Charles Ipcar (Ethiopia 1965-68) has co-edited The Complete Poetry of Cicely Fox Smith with James Saville. They collected 640 poems of this British poet from the early 20th century, 90 of which have been adapted for singing and recorded by members of the folk music community around the world. The book is available for sale via Amazon. com.

Cicely Fox Smith was described by a reviewer as the “poet of the sea.” This accolade was not casually given or thinly deserved, it was a considered evaluation of the immense body of work that was admired universally by all, and in particular those who sailed and were of the sea. For the first time, this book, “The Complete Poetry of Cicely Fox Smith,” brings all her poetry together in one book for all to see not only the quantity, but the quality of her poetry.

Cicely Fox Smith was born February 1, 1882, and was well-educated at The Manchester High School for Girls from 1894 to 1897, where she described herself later as “something of a rebel,” and started writing poems at a comparatively early age. She published her first book of verses when she was 17 and it received favorable press comments.

She had a fierce desire to travel to Africa but eventually settled for a voyage to Canada, residing for the most part in the James Bay neighborhood of Victoria, British Columbia, from 1912 to 1913. Her spare time was spent roaming nearby wharves and alleys, talking to residents and sailors alike. She listened to and learned from the sailors’ tales until she too was able to speak with that authoritative nautical air that pervades her written work.

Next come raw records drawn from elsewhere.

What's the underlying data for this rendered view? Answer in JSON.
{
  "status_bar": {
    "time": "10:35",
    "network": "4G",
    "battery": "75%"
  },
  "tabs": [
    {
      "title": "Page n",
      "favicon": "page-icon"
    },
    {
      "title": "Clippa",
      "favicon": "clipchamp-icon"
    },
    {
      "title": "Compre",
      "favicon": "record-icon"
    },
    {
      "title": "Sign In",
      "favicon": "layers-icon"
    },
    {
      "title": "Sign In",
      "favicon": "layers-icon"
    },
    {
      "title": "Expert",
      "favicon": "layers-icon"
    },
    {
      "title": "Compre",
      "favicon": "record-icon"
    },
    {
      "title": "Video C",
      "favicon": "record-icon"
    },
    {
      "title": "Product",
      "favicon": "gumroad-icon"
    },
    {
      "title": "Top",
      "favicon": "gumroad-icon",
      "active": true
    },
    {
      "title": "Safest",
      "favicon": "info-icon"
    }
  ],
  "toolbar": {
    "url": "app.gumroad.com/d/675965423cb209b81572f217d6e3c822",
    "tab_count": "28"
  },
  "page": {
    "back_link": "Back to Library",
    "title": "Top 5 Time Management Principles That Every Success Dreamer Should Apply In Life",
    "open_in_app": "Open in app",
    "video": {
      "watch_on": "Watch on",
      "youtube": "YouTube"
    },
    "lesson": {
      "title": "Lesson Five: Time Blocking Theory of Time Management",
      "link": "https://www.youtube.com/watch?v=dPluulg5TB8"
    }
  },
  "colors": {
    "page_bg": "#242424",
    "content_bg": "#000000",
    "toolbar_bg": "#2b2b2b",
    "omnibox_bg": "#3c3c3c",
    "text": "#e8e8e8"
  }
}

On November 23, 1913, Cicely returned to England. She soon put her experiences to use in a great outpouring of poetry, some of it clearly focused on supporting England’s World War I efforts. Much of her poetry was from the point of view of the sailor. In fact, the detailed nautical content of her poems made it easy to understand why so many readers presumed that she was male. She was familiar with life at sea as few armchair amateurs would ever be. It was only when she was well-established that she started routinely using the by-line “Miss C. Fox Smith” or “Cicely Fox Smith.” Cicely had her poetry published in a wide variety of magazines and newspapers but most notably Punch magazine for which she wrote many poems between 1914 and her death in 1954. She later re-published most of these poems in her poetry books. In all, she published some 640 poems. In her life she also published a wide range of books including romantic novels and children’s books and also contributed many literary reviews for Punch magazine and the Times Literary Supplement. Her literary outpourings were such as to persuade the Government to award her, at the age of 67, a modest pension for “her services to literature.” She kept writing to the end of her life about many things and many places but always with the accuracy and knowledge of an expert. Cicely Fox Smith died on April 8th, 1954, in the village of West Hasle Bow, Devon.

Cicely is now rapidly gaining a wider appreciative audience as more and more musicians set her poems to music and produce many fine songs, primarily in the nautical folk song tradition; over 80 of her poems have so far been adapted for singing and have been recorded.